Wineinger, author of “Gendering the GOP,” said that women and people of color candidates are increasingly using their race, gender and lived experiences to credential themselves as strong conservatives. Immigrants, for instance, often “emphasize their status to say they pulled themselves up by their bootstraps and continue to push the ‘American dream’ narrative,” Wineinger said.
Republican women of color also tend to be veterans. Of the six Black Republican women still in the running for House seats this cycle, four — including Green — are veterans.
“Black candidates in particular probably face biased expectations that they support defunding the police, so presenting yourself as a veteran helps push back against that,” Dittmar said. “And then for women, it gives them an additional kind of security, strength, and toughness — traits that are particularly gendered.”
Liza Gordon-Rogers, a visiting assistant political science professor at Gettysburg College in its namesake town of Pennsylvania, said Republican women of color tend to push more “traditionally masculine” issues, such as the Second Amendment, the economy and national security.
Green’s campaign is a prime example, Gordon-Rogers said, noting the candidate’s campaign website heavily features photos of combat gear. But at the same time, these candidates have to present themselves as being “good mothers, good wives and religious to connect their lives with standing conservative principles.”
Research has shown that voters perceive women and people of color candidates as more liberal, regardless of their platforms. Republican women of color have to navigate a “kind of balancing act” to combat those stereotypes, particularly when campaigning, Gordon-Rogers said.
“Republican women of color running for office make a concerted, concentrated effort to brand themselves as conservative first, women or people of color secondary to that — trying to dismiss this notion of identity politics and any particular importance their identities might show,” Gordon-Rogers said.
Women of color are good messengers for the Republican Party, Wineinger said — particularly when race or gender are at the forefront. That’s true with the issue of abortion, education and transgender girls’ participation in sports. Conservative Black women in particular are often brought to the forefront when it comes to their stances on critical race theory curriculum in schools, Black Lives Matter and the funding of law enforcement agencies, she added.
When asked about her stance on critical race theory in schools on “Fox and Friends,” Green said she did not believe that “every system is inherently racist.”

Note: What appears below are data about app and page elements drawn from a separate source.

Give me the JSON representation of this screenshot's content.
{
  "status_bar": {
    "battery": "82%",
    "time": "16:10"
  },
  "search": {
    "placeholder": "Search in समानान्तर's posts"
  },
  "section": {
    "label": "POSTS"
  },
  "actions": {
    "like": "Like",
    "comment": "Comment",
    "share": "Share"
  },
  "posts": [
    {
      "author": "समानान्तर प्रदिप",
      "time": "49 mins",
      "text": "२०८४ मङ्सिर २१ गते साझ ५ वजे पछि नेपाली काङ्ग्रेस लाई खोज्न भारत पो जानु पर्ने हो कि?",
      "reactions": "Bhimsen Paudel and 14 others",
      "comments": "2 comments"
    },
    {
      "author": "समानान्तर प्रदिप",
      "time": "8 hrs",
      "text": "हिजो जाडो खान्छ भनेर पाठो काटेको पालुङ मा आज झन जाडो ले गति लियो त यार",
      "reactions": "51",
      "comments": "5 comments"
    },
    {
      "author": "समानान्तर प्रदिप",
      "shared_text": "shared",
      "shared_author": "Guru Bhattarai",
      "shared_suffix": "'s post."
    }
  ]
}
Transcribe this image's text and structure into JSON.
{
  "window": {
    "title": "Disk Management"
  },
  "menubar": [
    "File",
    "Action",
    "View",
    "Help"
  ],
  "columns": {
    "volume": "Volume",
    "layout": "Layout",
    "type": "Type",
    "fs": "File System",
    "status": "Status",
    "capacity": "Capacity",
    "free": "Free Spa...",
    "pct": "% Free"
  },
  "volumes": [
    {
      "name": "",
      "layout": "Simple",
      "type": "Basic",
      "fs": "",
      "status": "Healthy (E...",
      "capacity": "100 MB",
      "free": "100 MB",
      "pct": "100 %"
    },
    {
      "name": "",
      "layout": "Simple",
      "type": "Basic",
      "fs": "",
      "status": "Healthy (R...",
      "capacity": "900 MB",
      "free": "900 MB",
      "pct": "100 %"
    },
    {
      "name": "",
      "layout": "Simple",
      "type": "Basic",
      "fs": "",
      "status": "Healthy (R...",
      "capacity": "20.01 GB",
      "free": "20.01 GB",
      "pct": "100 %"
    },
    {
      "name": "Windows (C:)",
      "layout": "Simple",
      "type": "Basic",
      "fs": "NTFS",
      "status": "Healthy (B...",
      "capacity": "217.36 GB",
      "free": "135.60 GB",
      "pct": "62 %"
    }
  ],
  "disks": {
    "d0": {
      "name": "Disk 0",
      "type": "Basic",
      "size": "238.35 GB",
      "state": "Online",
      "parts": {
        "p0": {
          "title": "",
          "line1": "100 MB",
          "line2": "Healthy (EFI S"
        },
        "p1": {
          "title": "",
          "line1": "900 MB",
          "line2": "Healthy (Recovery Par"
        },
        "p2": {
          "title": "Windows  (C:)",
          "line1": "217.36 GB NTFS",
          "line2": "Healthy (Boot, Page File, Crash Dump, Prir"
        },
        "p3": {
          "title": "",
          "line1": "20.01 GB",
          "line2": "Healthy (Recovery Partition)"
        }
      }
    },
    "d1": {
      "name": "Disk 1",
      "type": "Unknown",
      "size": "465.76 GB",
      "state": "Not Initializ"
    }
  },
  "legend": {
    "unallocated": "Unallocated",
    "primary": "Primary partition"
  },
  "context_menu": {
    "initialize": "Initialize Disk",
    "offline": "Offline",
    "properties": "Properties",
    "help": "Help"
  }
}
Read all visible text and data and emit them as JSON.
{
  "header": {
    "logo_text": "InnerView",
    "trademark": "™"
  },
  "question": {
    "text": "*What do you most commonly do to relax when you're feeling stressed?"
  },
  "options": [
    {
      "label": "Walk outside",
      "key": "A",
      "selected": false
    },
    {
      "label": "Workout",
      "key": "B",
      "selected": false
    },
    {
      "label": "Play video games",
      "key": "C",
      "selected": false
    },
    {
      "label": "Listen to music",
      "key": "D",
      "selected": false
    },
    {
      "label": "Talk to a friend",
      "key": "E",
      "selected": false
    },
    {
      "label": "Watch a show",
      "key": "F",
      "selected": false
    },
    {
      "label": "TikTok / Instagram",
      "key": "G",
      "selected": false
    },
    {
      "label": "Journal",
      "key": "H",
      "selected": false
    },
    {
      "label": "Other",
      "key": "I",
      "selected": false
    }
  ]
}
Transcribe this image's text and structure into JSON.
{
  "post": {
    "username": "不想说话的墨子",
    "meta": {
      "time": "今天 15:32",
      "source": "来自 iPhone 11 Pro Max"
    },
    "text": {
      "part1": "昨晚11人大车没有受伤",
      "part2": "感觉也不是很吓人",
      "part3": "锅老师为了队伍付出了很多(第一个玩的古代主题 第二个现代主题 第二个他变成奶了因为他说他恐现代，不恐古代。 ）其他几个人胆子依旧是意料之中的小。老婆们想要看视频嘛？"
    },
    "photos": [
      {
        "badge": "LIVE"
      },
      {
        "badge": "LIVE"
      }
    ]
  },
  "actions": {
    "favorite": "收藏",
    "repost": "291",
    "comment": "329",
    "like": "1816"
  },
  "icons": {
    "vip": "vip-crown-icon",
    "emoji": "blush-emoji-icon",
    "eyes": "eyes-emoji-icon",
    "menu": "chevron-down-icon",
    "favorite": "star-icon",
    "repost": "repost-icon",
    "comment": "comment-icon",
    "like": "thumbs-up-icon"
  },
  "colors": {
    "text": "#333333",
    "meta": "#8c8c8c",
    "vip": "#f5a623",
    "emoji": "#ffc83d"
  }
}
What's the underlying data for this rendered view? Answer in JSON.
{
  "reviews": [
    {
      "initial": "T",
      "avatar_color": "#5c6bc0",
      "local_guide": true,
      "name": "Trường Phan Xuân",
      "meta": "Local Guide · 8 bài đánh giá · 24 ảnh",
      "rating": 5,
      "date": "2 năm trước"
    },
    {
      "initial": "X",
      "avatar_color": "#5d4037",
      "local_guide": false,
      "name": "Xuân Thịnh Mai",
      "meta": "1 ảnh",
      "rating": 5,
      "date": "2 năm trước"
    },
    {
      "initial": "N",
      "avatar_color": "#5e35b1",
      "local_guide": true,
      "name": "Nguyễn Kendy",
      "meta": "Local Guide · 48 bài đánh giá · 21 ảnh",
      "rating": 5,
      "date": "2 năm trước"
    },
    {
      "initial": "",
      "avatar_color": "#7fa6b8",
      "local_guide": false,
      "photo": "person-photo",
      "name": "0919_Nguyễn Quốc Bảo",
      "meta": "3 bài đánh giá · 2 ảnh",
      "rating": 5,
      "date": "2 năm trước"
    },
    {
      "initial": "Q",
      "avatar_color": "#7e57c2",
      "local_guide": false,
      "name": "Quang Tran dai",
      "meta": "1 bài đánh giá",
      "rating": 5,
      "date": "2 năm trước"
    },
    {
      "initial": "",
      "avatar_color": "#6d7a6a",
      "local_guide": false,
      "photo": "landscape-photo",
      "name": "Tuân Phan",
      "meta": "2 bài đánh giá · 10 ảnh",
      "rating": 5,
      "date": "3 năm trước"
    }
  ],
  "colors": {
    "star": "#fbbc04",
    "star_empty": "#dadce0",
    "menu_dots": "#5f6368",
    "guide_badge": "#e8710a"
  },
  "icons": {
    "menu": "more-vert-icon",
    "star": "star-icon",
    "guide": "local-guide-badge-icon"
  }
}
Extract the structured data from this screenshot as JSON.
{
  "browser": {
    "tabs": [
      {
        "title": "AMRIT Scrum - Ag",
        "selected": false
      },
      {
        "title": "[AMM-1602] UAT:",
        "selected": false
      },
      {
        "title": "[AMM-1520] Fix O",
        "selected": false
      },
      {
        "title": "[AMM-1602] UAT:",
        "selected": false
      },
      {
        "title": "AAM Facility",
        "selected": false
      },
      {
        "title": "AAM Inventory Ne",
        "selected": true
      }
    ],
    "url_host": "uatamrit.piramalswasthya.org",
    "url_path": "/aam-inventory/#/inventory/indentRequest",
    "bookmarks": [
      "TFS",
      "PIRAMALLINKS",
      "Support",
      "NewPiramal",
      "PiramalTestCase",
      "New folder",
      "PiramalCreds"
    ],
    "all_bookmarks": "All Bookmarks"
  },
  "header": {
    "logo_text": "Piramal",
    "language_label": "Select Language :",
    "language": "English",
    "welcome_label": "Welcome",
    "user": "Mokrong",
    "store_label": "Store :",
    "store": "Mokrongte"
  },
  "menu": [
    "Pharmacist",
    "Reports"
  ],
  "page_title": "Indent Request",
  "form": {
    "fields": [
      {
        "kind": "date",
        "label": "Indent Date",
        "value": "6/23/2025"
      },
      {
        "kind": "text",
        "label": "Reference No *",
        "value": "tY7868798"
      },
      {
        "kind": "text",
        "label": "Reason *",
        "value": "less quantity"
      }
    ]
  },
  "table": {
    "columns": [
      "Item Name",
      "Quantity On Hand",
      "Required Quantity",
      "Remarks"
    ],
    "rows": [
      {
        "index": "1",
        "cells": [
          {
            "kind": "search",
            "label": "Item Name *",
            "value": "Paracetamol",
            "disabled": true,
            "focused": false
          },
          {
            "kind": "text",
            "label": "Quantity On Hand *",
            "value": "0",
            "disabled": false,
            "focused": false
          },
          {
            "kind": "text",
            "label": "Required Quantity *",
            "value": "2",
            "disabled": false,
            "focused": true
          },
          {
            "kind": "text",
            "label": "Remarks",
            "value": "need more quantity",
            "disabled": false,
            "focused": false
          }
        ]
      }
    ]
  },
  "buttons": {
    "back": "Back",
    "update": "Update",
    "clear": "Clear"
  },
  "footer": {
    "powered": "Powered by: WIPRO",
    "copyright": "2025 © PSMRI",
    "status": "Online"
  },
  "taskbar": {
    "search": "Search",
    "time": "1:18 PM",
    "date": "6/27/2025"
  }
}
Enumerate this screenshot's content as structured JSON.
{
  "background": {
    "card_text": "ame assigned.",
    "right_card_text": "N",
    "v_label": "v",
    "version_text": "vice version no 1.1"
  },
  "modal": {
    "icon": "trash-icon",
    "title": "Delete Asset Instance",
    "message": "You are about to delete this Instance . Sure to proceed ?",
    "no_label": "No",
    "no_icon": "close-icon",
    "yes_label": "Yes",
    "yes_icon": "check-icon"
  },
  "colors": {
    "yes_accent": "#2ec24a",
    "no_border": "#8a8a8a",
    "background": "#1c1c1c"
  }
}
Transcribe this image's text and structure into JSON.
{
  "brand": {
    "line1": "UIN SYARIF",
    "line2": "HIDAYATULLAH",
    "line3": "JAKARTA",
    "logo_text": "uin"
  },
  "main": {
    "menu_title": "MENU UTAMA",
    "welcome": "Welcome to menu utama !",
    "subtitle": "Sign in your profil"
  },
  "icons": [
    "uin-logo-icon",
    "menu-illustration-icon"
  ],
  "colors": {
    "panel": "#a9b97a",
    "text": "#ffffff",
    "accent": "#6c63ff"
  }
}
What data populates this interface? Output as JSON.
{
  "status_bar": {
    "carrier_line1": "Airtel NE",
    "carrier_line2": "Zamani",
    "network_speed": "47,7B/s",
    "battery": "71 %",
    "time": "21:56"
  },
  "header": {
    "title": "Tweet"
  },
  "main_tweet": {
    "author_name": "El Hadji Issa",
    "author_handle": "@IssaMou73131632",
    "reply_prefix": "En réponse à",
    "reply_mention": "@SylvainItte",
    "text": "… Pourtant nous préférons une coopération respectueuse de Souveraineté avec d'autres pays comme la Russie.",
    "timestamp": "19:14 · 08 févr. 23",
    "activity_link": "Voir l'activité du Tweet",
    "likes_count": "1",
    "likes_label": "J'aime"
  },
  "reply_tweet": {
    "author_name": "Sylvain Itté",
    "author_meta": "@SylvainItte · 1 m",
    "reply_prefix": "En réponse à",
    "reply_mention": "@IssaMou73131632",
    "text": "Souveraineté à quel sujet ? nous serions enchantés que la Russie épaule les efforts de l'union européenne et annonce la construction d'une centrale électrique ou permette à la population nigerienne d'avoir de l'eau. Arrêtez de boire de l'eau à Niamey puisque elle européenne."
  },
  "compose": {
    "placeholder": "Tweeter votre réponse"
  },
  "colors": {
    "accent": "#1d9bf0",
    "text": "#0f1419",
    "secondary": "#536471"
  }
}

“Because if it were, I would not have the opportunity to be a lieutenant colonel in the Air Force and Indiana Air National Guard,” Green said. “I wouldn’t have the opportunity to be a commander. I wouldn’t have the opportunity to be a United States Air Force Academy graduate. So I’m exhibit A, and I present that as a rejection of the notion that CRT is a thought process that’s worth continuing to provide to our K-12 children.”
Wineinger said issues of race and gender are highly salient in American politics right now.
“I think that party leaders themselves and candidates know that there is an advantage to having women and people of color speaking out on these issues,” Wineinger said. “There’s a recognition that having women of color as messengers can actually benefit the party.”
Republican Party leadership, Wineinger said, is first and foremost concerned with winning elections.
“Right now Republicans know that they can win without a multiracial coalition, and I think they are not necessarily trying to appeal to people of color or even to women,” Wineinger said. “I think the goal right now is to win elections, and they know that they can win the base that they currently have, which is White Christians.”